As you have always been so kind in taking interest in the welfare of our Museum, I venture to trouble you with the following request.1 I am very much in want of some Helix pomatia, alive, to be from time to time dissected for Museum purposes.2 I am under the impression that your son Frank has more than once brought up specimens here which he has procured near your own house: and that therefore you might be able, without trouble to yourself, to give directions for some to be found and sent to me. I cannot tell you the trouble I have had about these snails: & have totally failed in my attempts to procure them. It is so very necessary for me to get some, that I am no〈w〉 writing to everybody I can think of who is likely to live near one of their ‘habitats’.

I hope you receive good news from yr. sons in America. I have had one short letter only from Pryor, written a few days after their arrival in N. York.3

I have never personally thanked you for the specimens you so kindly sent us collected by yourself on the ‘Beagle’ voyage. I have opened some of the jars, & found some very interesting things, in good condn.4

Believe me, my dear Sir, | yrs. very truly | J. W. Clark.

Chas: Darwin Esqre.

Footnotes

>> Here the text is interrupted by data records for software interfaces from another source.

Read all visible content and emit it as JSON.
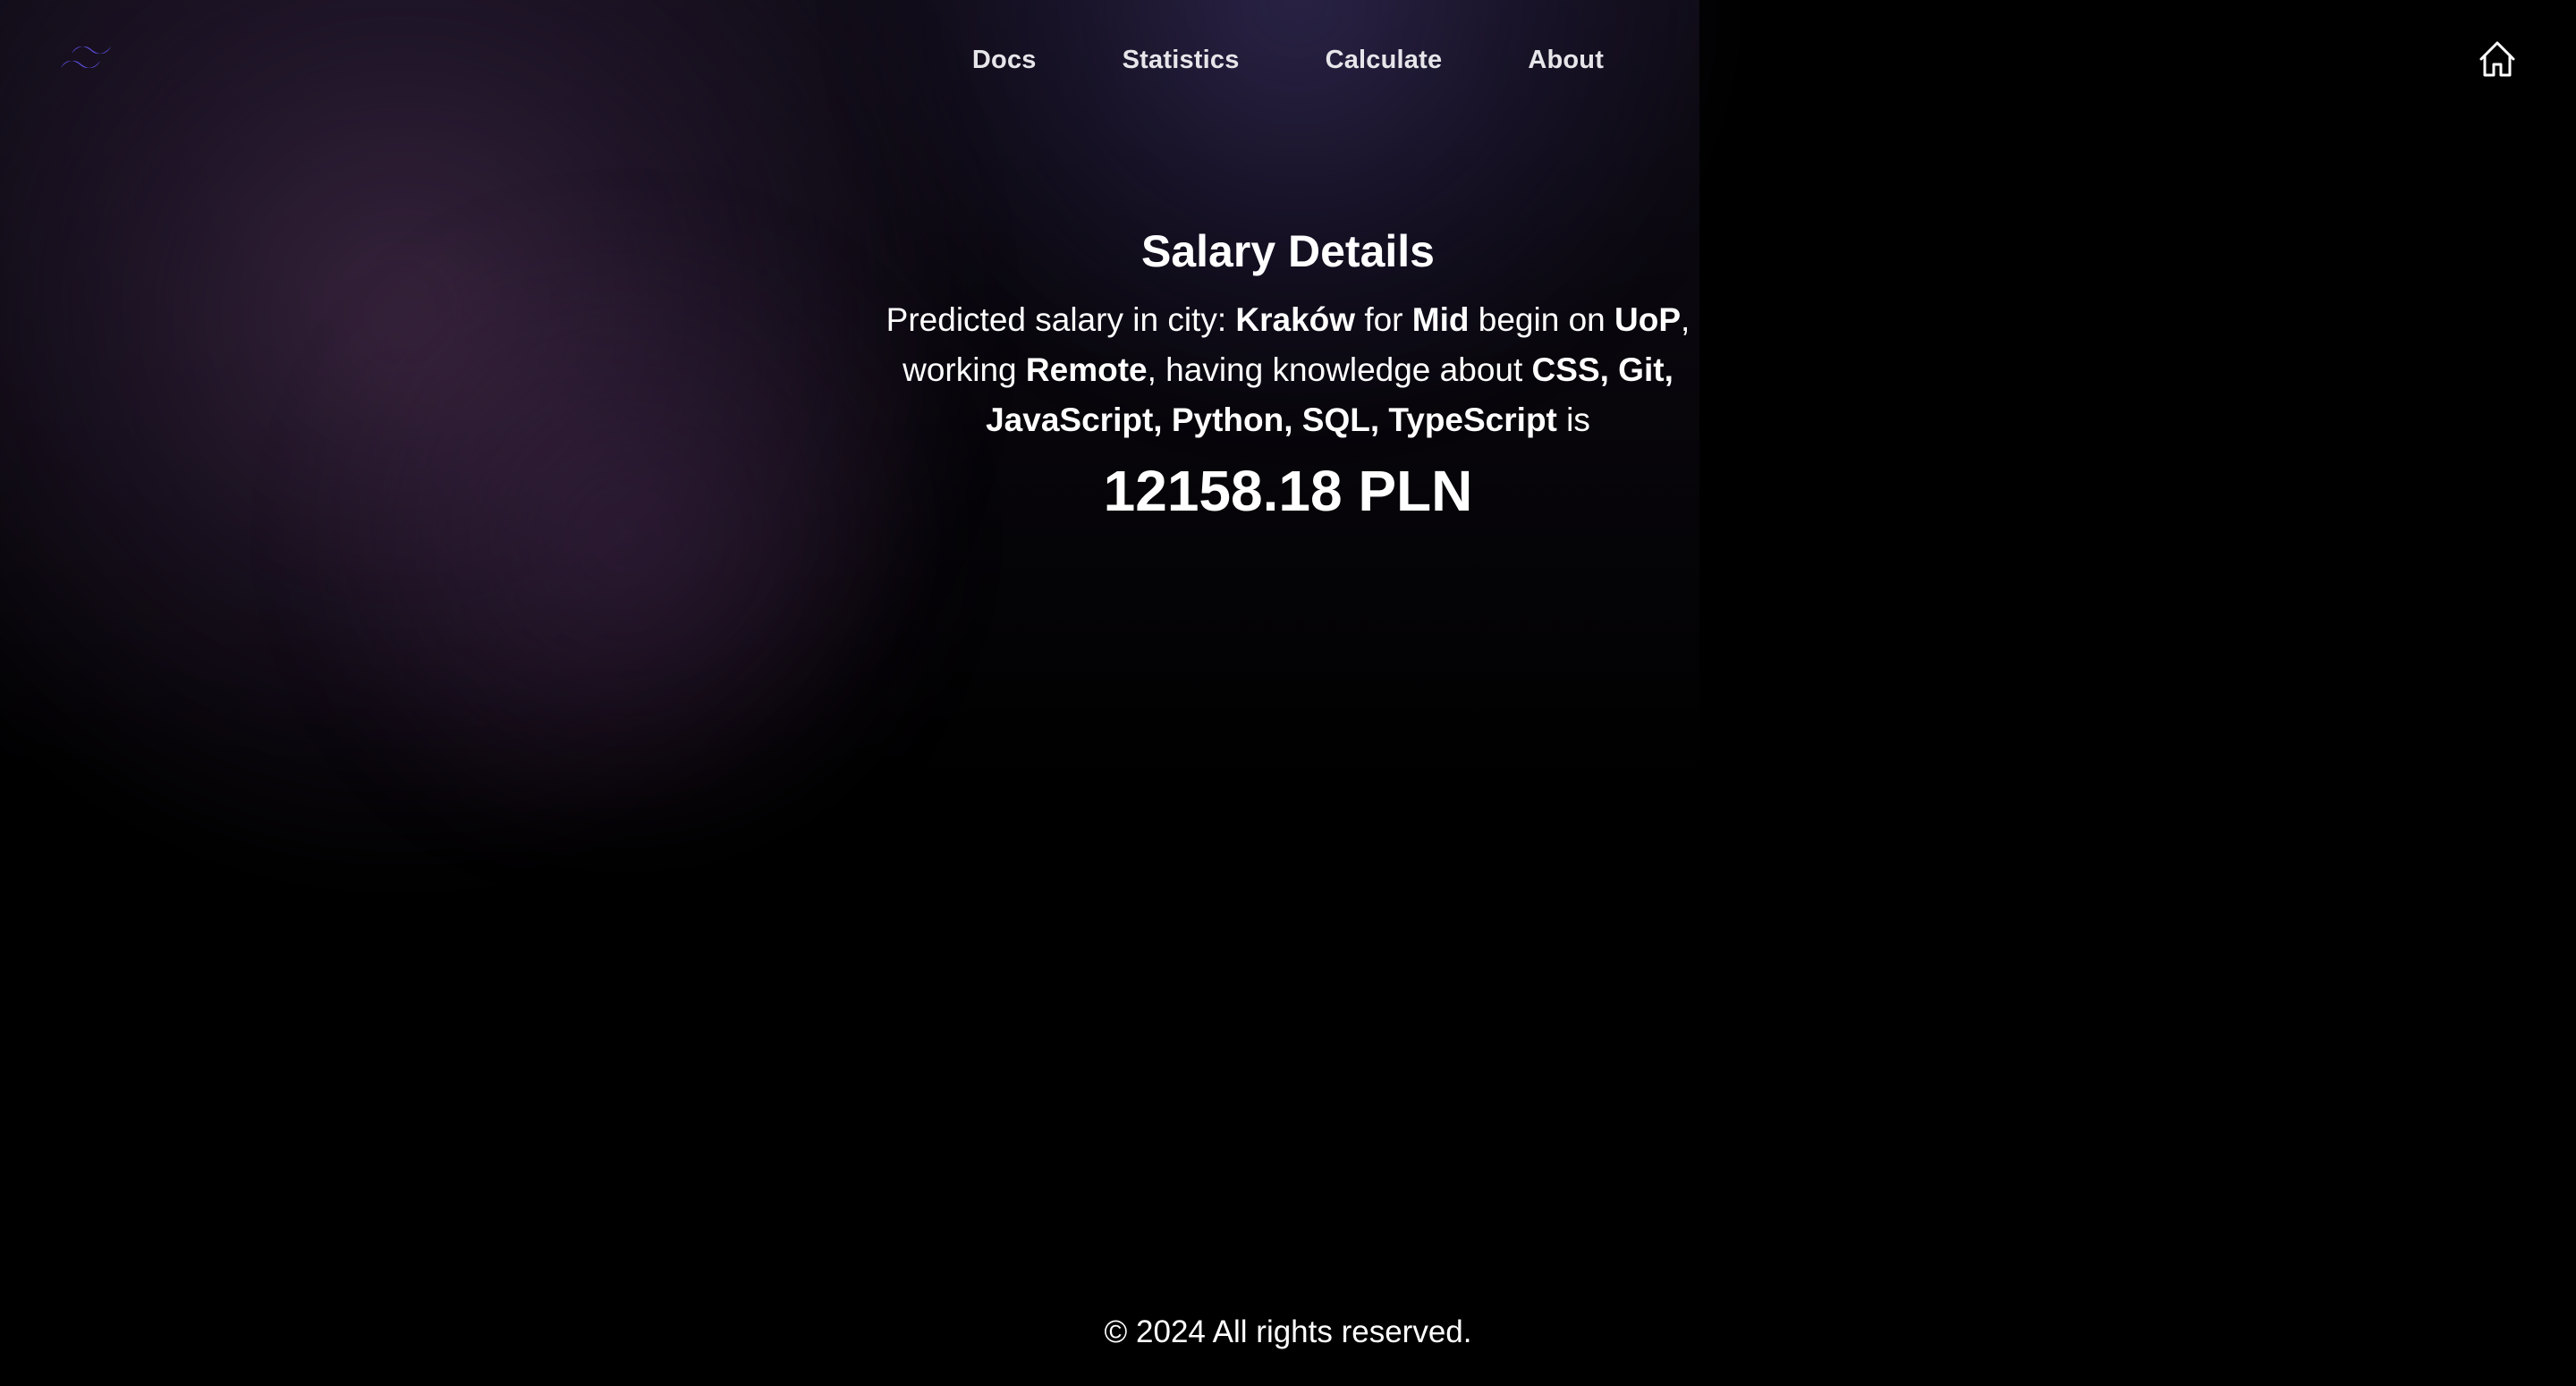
{
  "nav": {
    "logo_icon": "tailwind-wave-logo",
    "accent_color": "#5b4fe0",
    "items": [
      {
        "label": "Docs"
      },
      {
        "label": "Statistics"
      },
      {
        "label": "Calculate"
      },
      {
        "label": "About"
      }
    ],
    "home_icon": "home-icon"
  },
  "salary": {
    "title": "Salary Details",
    "intro": "Predicted salary in city: ",
    "city": "Kraków",
    "for_text": " for ",
    "level": "Mid",
    "begin_text": " begin on ",
    "contract": "UoP",
    "working_text": ", working ",
    "work_mode": "Remote",
    "knowledge_text": ", having knowledge about ",
    "skills": "CSS, Git, JavaScript, Python, SQL, TypeScript",
    "is_text": " is",
    "amount": "12158.18 PLN"
  },
  "footer": {
    "text": "© 2024 All rights reserved."
  }
}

Clark was superintendent of the Museum of Zoology and Comparative Anatomy, University of Cambridge. Many of the specimens collected by CD during the Beagle voyage had been deposited in the museum at various times, including a large collection of invertebrate specimens delivered by Francis Darwin in 1870 (Friday 2009).
Helix pomatia, the edible snail, Roman snail, or escargot is indigenous to Britain (EB). Clark described preparations of three specimens of H. pomatia and one of H. aspersa in a published list of dissections made to illustrate the comparative anatomy of invertebrates and dated 28 October 1871 (J. W. Clark 1871); Helix pomatia and H. aspersa are the two largest species of snail in Britain and therefore particularly suitable subjects for dissection (Richard Preece, personal communication).
George Howard Darwin, Francis Darwin, Francis’s Cambridge friend Marlborough Robert Pryor, and probably Nugent Talbot Everard, visited the United States for ten weeks, sailing for New York on 29 July 1871 (see letter from G. H. Darwin, [14 May 1871], and letter to Asa Gray, 16 July [1871] and n. 2).
See n. 1, above. See also R. D. Keynes ed. 2000.

Bibliography

Clark, John Willis. 1871. List of dissections (to illustrate the comparative anatomy of invertebrates, in the Museum of Zoology and Comparative Anatomy, Cambridge). Cambridge: W. Metcalfe and sons.

EB: The Encyclopædia Britannica. A dictionary of arts, sciences, literature and general information. 11th edition. 29 vols. Cambridge: Cambridge University Press. 1910–11.

Friday, Adrian. 2009. University Museum of Zoology Cambridge: the Darwin collections. In A voyage round the world; Charles Darwin and the Beagle collections in the University of Cambridge. Edited by Alison M. Pearn. Cambridge: Cambridge University Press.

Summary

Thanks CD for Beagle specimens donated to the Museum.

Asks for a live Helix pomatia for dissection.

Letter details

Letter no.
DCP-LETT-7919
From
John Willis Clark
To
Charles Robert Darwin
Sent from
Museum of Zoology and Comparative Anatomy, Cambridge
Source of text
DAR 161: 153
Physical description
3pp

Please cite as

Darwin Correspondence Project, “Letter no. 7919,” accessed on 2 April 2020, https://www.darwinproject.ac.uk/letter/DCP-LETT-7919.xml

Also published in The Correspondence of Charles Darwin, vol. 19

letter